(Records from a collection)

━━━━

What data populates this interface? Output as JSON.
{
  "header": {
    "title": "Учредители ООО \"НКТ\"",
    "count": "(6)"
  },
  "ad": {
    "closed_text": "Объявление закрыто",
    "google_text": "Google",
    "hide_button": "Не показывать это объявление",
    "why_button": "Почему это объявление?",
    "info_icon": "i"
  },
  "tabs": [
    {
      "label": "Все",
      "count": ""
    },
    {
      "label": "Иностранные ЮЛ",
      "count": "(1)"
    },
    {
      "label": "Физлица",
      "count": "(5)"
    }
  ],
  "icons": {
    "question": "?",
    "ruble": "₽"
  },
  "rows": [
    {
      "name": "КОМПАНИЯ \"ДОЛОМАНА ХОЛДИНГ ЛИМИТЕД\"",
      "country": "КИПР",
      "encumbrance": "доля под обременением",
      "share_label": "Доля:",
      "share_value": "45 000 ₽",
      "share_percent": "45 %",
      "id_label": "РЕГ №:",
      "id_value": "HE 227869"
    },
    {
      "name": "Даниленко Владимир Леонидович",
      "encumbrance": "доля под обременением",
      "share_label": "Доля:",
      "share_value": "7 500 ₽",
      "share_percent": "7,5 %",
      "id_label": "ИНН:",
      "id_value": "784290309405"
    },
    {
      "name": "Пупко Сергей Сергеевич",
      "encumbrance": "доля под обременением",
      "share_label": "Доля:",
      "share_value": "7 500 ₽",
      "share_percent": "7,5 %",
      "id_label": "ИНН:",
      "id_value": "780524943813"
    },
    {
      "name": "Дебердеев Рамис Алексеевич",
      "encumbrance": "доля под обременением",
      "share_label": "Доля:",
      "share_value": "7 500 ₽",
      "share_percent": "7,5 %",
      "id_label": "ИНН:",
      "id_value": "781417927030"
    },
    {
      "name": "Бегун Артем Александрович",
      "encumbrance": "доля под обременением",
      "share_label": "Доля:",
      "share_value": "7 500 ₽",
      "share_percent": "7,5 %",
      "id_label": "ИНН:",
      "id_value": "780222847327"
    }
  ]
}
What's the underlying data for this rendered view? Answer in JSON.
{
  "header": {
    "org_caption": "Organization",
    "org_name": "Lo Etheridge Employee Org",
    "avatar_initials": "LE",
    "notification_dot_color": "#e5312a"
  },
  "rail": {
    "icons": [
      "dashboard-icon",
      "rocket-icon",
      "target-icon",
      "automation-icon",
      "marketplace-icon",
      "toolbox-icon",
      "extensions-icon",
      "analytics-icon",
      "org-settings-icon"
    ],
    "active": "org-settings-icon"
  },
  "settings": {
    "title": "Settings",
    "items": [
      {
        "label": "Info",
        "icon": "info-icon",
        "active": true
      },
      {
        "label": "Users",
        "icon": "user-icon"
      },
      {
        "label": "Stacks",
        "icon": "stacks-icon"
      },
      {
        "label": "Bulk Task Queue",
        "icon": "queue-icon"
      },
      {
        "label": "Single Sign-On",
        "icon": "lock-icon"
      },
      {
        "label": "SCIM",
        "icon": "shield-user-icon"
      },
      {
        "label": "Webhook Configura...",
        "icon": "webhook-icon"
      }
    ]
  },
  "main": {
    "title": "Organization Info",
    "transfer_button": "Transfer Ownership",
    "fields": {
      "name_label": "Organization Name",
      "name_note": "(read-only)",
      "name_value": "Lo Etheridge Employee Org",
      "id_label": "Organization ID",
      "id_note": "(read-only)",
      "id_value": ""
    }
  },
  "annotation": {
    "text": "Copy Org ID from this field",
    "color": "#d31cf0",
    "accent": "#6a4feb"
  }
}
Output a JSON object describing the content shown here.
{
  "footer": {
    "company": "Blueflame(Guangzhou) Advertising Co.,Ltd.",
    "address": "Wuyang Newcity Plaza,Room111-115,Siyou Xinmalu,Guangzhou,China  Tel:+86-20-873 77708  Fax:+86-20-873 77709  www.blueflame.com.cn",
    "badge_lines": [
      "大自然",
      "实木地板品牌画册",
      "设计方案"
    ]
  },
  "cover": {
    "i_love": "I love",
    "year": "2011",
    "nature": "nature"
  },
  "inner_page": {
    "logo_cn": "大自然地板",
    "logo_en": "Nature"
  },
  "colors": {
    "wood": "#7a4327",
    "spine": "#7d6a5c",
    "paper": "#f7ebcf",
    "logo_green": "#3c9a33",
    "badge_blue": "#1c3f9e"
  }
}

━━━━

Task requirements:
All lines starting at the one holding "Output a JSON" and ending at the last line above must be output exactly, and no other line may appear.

Reply:
Output a JSON object describing the content shown here.
{
  "footer": {
    "company": "Blueflame(Guangzhou) Advertising Co.,Ltd.",
    "address": "Wuyang Newcity Plaza,Room111-115,Siyou Xinmalu,Guangzhou,China  Tel:+86-20-873 77708  Fax:+86-20-873 77709  www.blueflame.com.cn",
    "badge_lines": [
      "大自然",
      "实木地板品牌画册",
      "设计方案"
    ]
  },
  "cover": {
    "i_love": "I love",
    "year": "2011",
    "nature": "nature"
  },
  "inner_page": {
    "logo_cn": "大自然地板",
    "logo_en": "Nature"
  },
  "colors": {
    "wood": "#7a4327",
    "spine": "#7d6a5c",
    "paper": "#f7ebcf",
    "logo_green": "#3c9a33",
    "badge_blue": "#1c3f9e"
  }
}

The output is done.